"...Now, some might ask: Why is a Secretary of State is talking about defense posture? But this is where the three D's of our foreign policy -- defense, diplomacy, and development -- come together. Our military activities in Asia are a key part of our comprehensive engagement. By balancing and integrating them with a forward-deployed approach to diplomacy and development, we put ourselves in the best position to secure our own interests and the promote the common interest.
"...More than our military might, and more than the size of our economy, our most precious asset as a nation is the persuasive power of our values -- in particular, our steadfast belief in democracy and human rights.
"Our commitment to uphold and project these values is an indispensable aspect of our national character. And it is one of the best and most important contributions we offer the world. So of course, it is an essential element of everything we do in U.S. foreign policy.
"Like many nations, we are troubled by the abuses we see in some places in the region. We join billions of people worldwide in calling for the release of Aung San Suu Kyi; her imprisonment must come to an end. And we are saddened that Asia remains the only place in the world where three iconic Nobel laureates -- Aung San Suu Kyi, the Dalai Lama, and Liu Xiaobo -- are either under house arrest, in prison, or in exile.
"...And I would like to underscore the American commitment to seek accountability for the human rights violations that have occurred in Burma by working to establish an international Commission of Inquiry through close consultations with our friends, allies, and other partners at the United Nations. Burma will soon hold a deeply flawed election, and one thing we have learned over the last few years is that democracy is more than elections. And we will make clear to Burma's new leaders, old and new alike, that they must break from the policies of the past.
"Now, we know we cannot impose our values on other countries, but we do believe that certain values are universal -- that they are cherished by people in every nation in the world, including in Asia -- and that they are intrinsic to stable, peaceful, and prosperous countries. In short, human rights are in everyone's interest. This is a message that the United States delivers every day, in every region.
"Now, we also know that we have to work with these countries on many issues simultaneously, so we never quit from promoting all of our concerns.
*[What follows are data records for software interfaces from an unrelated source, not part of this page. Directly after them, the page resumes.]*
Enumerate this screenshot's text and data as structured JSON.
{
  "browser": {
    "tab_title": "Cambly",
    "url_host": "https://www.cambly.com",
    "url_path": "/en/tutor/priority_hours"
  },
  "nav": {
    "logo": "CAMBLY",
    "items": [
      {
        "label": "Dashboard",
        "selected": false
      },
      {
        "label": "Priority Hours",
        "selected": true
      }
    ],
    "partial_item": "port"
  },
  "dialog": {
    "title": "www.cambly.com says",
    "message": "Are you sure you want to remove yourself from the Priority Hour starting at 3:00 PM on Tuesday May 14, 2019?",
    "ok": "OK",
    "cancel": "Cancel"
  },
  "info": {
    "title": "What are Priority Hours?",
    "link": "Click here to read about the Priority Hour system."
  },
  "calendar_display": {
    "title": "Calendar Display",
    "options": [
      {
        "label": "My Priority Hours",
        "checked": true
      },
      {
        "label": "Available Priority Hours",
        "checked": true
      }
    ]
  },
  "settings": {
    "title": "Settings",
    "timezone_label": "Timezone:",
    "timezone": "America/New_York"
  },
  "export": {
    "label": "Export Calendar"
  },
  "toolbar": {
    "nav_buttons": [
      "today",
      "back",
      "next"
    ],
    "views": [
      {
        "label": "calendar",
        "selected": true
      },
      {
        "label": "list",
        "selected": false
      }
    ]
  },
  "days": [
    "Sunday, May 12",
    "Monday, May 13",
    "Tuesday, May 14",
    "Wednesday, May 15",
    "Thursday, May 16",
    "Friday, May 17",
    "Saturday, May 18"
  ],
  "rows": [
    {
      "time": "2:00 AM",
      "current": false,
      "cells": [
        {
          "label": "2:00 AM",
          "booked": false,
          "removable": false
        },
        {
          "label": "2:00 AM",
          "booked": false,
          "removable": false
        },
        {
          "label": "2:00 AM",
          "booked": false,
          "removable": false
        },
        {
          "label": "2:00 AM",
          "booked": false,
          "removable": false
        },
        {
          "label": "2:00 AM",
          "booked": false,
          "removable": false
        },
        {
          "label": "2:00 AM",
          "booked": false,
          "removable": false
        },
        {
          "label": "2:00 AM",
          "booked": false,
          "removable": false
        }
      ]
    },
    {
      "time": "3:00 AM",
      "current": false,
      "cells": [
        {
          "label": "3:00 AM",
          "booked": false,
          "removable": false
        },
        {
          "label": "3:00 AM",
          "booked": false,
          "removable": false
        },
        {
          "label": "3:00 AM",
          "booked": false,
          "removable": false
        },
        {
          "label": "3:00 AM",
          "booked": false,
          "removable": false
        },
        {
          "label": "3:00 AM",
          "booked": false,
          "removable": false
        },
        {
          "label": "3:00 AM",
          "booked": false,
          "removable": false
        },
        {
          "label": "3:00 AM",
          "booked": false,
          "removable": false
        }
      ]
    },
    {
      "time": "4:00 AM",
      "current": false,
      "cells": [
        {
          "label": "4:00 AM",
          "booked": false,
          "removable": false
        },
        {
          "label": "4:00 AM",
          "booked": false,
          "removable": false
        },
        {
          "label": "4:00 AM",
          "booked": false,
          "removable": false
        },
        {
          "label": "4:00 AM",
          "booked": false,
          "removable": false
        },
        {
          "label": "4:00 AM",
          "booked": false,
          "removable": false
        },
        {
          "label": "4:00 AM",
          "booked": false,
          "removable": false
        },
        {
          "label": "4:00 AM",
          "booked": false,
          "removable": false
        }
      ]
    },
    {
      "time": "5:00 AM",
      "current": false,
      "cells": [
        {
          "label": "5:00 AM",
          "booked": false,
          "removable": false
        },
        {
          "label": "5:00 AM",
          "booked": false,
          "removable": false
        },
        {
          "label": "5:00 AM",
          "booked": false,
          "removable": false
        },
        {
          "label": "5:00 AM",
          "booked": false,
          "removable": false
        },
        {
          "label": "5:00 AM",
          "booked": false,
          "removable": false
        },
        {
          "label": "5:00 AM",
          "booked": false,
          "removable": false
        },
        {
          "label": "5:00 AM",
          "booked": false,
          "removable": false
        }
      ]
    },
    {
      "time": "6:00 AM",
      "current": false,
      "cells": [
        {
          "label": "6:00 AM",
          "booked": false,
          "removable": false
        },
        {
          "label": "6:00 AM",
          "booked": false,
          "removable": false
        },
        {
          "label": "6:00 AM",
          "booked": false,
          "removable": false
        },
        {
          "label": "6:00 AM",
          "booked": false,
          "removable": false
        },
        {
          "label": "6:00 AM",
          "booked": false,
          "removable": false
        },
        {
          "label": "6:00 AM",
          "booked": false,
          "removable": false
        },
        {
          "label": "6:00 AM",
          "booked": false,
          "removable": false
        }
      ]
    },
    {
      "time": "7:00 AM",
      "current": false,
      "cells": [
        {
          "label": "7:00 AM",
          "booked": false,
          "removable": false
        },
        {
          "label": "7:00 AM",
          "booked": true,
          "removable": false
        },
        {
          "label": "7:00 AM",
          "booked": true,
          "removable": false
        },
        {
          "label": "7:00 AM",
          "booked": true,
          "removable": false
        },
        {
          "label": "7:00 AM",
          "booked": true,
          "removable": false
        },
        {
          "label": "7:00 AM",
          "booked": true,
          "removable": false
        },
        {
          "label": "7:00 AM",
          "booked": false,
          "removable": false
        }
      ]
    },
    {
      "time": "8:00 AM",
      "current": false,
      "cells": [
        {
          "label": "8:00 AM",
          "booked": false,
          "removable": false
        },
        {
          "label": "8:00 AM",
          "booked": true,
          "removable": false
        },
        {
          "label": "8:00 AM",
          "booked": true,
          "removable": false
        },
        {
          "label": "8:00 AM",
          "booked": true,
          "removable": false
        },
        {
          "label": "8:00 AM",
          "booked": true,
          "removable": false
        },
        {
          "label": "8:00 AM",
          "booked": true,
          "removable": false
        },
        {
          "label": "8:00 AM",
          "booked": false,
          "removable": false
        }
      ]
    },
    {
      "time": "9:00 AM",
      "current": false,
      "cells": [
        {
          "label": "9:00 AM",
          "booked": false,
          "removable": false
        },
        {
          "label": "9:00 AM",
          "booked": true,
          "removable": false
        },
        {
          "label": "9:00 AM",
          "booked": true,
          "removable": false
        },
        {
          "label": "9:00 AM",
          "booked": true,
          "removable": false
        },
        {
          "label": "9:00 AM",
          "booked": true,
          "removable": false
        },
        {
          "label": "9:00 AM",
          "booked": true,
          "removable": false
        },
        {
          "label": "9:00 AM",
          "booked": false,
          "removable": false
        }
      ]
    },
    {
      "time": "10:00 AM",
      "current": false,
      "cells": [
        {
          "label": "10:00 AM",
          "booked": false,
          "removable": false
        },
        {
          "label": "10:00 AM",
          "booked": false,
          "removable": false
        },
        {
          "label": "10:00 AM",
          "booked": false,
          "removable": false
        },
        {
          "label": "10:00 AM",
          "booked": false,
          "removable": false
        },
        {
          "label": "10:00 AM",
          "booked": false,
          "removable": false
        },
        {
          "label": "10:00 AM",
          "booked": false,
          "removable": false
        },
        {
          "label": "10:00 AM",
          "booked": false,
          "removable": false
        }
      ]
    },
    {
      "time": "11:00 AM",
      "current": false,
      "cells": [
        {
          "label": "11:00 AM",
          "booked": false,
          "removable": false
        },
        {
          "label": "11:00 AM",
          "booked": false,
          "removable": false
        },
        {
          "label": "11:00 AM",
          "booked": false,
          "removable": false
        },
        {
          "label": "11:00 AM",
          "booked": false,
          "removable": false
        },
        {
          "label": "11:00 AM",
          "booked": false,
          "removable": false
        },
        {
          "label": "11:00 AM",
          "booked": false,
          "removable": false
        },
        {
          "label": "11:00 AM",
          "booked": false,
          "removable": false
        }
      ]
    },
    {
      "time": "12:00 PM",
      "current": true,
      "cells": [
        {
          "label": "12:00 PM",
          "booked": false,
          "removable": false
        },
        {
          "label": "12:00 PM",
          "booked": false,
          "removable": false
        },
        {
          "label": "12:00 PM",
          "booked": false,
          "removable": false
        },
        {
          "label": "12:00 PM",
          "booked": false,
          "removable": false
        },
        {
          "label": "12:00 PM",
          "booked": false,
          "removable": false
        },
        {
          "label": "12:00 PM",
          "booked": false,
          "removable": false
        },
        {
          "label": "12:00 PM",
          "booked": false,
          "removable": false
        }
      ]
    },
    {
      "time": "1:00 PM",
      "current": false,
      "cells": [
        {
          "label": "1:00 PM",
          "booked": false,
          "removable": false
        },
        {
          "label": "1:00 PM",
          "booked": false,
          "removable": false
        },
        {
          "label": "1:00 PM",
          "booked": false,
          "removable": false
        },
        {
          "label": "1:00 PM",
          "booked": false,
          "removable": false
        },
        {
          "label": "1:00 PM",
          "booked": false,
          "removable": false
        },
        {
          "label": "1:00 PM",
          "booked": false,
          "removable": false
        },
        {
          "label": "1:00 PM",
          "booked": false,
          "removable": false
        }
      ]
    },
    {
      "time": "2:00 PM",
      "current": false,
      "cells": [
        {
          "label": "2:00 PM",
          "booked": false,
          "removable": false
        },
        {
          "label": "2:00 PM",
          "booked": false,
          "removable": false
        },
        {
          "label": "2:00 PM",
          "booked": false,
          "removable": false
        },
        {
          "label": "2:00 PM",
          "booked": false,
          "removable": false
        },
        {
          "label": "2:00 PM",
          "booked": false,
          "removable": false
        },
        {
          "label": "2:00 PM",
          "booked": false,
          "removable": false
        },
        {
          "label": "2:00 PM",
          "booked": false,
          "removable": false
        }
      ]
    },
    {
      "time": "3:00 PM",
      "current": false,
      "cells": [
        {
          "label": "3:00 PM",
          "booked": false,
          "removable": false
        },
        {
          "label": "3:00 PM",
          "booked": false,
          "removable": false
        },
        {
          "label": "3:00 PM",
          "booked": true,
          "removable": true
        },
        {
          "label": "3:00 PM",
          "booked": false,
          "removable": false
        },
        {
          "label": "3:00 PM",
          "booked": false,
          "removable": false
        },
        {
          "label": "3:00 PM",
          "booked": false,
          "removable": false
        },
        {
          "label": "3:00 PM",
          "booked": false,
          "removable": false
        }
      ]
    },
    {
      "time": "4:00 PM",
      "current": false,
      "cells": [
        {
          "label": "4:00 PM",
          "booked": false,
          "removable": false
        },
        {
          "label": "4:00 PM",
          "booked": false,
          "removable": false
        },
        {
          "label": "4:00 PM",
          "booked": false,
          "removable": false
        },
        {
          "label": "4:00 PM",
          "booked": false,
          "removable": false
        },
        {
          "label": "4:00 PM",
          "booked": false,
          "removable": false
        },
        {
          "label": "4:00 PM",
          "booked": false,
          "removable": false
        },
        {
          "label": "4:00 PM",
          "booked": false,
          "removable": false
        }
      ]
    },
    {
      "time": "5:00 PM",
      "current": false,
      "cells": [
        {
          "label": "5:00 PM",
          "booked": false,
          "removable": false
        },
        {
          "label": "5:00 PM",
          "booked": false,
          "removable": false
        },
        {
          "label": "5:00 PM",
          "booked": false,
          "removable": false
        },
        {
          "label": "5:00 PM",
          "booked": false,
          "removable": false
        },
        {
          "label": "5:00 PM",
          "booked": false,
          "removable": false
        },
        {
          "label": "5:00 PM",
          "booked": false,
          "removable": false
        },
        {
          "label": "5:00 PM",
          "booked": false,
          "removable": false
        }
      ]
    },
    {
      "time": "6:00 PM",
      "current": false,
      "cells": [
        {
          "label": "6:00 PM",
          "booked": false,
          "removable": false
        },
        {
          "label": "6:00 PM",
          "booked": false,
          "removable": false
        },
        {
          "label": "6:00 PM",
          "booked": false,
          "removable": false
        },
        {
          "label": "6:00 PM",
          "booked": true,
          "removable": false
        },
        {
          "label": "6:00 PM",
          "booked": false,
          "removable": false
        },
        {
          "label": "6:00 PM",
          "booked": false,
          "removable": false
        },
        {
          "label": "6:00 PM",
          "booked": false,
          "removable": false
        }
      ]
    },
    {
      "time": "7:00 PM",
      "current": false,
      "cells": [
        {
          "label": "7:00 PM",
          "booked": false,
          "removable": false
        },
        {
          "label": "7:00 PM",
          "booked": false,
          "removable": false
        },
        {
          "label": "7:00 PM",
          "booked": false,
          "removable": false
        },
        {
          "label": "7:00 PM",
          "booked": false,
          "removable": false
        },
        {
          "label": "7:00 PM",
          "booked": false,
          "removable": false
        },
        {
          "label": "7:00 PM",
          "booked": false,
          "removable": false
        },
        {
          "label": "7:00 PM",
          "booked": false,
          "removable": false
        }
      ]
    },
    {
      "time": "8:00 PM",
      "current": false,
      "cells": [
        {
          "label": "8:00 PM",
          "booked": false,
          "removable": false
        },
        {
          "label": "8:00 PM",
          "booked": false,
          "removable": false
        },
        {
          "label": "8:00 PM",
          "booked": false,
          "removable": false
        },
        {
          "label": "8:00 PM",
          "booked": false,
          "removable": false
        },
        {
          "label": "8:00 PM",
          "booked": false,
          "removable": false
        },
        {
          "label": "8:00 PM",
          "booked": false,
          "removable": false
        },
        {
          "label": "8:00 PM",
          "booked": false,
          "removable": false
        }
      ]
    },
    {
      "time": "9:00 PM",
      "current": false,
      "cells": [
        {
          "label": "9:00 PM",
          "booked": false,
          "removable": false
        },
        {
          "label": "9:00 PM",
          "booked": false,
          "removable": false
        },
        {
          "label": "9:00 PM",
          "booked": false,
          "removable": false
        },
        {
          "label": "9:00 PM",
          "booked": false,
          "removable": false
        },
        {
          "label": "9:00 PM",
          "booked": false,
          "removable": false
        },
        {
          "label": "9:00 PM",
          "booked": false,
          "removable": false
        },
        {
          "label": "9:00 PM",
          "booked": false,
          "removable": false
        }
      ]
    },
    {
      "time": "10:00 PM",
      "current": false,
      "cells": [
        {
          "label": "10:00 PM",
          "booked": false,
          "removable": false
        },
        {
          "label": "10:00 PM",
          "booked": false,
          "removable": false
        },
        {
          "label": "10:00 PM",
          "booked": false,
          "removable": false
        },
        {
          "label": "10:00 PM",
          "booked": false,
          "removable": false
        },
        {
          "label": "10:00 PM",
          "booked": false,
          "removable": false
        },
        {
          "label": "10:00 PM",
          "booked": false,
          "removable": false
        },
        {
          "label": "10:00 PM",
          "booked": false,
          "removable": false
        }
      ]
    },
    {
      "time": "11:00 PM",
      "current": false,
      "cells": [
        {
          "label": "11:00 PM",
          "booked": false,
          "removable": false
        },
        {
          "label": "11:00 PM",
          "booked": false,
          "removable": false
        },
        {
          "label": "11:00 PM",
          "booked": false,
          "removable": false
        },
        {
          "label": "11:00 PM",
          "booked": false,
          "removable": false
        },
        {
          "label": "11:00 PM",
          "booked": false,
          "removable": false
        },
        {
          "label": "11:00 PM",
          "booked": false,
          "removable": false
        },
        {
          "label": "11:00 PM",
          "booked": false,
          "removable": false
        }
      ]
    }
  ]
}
We may make progress on the economy or on security or on human rights and not on the other one or two, but we have to have a comprehensive approach. And what I have described today is a mix of old commitments and new steps that we are taking. And through these steps, we will listen, we will cooperate, and we will lead.
"Of course, it is the people of Asia who must make the tough choices and it is their leaders who must make an absolutely fundamental choice to improve not just the standard of living of their people but their political freedom and their human rights as well. Asia can count on us to stand with leaders and people who take actions that will build that better future, that will improve the lives of everyday citizens, and by doing so not just grow an economy but transform a country. We make this commitment not just because of what's at stake in Asia, we make this commitment because of what is at stake for the United States. This is about our future. This is about the opportunities our children and grandchildren will have. And we look to the Asia Pacific region as we have for many decades as an area where the United States is uniquely positioned to play a major role in helping to shape that future...."
You can read the full transcript here.